Monika Baer lives and works in Berlin. Her first US museum solo exhibition runs through January 26, 2014, at the Art Institute of Chicago. The show includes nearly thirty paintings spanning the past twenty-some years of Baer’s career, from 1990 to 2013. The exhibition travels to the Williams College Museum of Art in 2014.
I USUALLY think about my work in terms of themes and nearly all of my paintings are made in series. Most of the larger ones are a series of four, though I maybe only need three or five and sometimes it’s more, as in the so-called “Breast” paintings—of them there are quite a lot. I’ve been working this way since the 1980s. I’m dealing with small changes within a set frame. I tend to think of these kinds of works cinematically. In this exhibition, which mostly displays singular paintings rather than entire groups, each work stands for a series of works, or frames, which are invisibly behind them.
It’s as though a painting could be dismantled and put together again, like there are parts of possible paintings moving through them all. New formal elements come in and others get shed. It’s a sort of machinery. Sometimes the painting may look rather pathetic or exalted, but in time that’s taken apart again and put together again in another often opposing way. It’s a process: from meat to metal, from meat to money, from coins to chains, from chains to glass, from ashes and then back to paint again. Here come the playing cards. What’s the little keyhole doing? I employ very common symbols that vulgarize the notion of the high-artness of painting.
I want the pink paintings to be seductive. I want the paint not to be descriptive, but to be the subject of the painting itself. An untitled canvas from 2012 is built up by very pink and creamy paint, like strawberry cream, which is applied thickly, leaving gaps. You want to put a finger into it. You know that kind of cream that you want to touch? At the bottom of the painting there’s a little keyhole, a black keyhole of paint right on top of all this, and for me the keyhole slaps that painting out of a region of serious elegance. It’s a loaded symbol. It functions through being a cliché, or having the potential of cliché. The representational element I put in a painting—spiderwebs or coins—is able to de-class the painting, or pull it down, which is something I want. I mean, I’m not going to trash it; I just often want this component in a painting.
The real perversity occurs when it’s painted in a certain way. To paint these chains is such a drag. I’m not good at painting chains and I have no method with which to paint them, no formula to follow. So I’m actually laboring over each link. The process has a fetishistic aspect—to want to give the depicted object that kind of intense attention.
My interest in constructing scenarios—be it in the studio or in a painting—is about configurations, often as symbolic or metaphoric confined spaces. Usually there’s a getaway or an escape painting where things break down or fall apart.
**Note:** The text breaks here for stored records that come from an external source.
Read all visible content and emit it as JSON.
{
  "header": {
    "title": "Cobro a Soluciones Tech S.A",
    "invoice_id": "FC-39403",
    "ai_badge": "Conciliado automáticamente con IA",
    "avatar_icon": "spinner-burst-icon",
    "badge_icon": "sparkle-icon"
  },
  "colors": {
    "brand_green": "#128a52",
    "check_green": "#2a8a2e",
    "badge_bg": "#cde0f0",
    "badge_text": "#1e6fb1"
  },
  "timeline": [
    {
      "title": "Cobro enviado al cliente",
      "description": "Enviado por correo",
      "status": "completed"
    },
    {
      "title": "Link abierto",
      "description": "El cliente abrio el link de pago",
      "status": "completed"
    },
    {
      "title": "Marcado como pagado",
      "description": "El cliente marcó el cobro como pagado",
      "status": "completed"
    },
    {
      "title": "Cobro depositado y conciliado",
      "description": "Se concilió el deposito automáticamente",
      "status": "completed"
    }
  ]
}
That’s what I mean about putting together and dismantling. It’s all set together in a certain way and then it falls apart, then new elements come in; then it’s set together in another mode. It’s like trying out different ways of how a painting could be, how it could really be.